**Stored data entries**
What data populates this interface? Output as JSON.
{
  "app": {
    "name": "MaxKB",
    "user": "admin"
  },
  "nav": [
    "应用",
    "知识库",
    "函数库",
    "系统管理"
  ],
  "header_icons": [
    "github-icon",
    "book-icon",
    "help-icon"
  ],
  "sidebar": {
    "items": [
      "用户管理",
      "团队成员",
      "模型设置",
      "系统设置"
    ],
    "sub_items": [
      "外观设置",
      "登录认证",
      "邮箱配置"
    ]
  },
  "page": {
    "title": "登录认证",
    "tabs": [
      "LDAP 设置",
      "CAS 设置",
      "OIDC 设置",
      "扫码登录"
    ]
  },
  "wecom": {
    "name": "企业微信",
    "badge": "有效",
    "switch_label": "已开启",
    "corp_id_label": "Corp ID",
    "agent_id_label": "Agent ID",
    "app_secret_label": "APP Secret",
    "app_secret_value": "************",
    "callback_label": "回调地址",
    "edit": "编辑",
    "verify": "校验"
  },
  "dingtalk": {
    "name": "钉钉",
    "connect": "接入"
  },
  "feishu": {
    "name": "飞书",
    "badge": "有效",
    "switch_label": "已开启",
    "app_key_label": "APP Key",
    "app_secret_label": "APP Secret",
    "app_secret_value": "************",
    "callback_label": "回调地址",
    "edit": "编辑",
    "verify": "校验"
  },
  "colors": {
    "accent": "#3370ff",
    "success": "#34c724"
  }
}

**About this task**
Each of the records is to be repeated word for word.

**Exercise response**
What data populates this interface? Output as JSON.
{
  "app": {
    "name": "MaxKB",
    "user": "admin"
  },
  "nav": [
    "应用",
    "知识库",
    "函数库",
    "系统管理"
  ],
  "header_icons": [
    "github-icon",
    "book-icon",
    "help-icon"
  ],
  "sidebar": {
    "items": [
      "用户管理",
      "团队成员",
      "模型设置",
      "系统设置"
    ],
    "sub_items": [
      "外观设置",
      "登录认证",
      "邮箱配置"
    ]
  },
  "page": {
    "title": "登录认证",
    "tabs": [
      "LDAP 设置",
      "CAS 设置",
      "OIDC 设置",
      "扫码登录"
    ]
  },
  "wecom": {
    "name": "企业微信",
    "badge": "有效",
    "switch_label": "已开启",
    "corp_id_label": "Corp ID",
    "agent_id_label": "Agent ID",
    "app_secret_label": "APP Secret",
    "app_secret_value": "************",
    "callback_label": "回调地址",
    "edit": "编辑",
    "verify": "校验"
  },
  "dingtalk": {
    "name": "钉钉",
    "connect": "接入"
  },
  "feishu": {
    "name": "飞书",
    "badge": "有效",
    "switch_label": "已开启",
    "app_key_label": "APP Key",
    "app_secret_label": "APP Secret",
    "app_secret_value": "************",
    "callback_label": "回调地址",
    "edit": "编辑",
    "verify": "校验"
  },
  "colors": {
    "accent": "#3370ff",
    "success": "#34c724"
  }
}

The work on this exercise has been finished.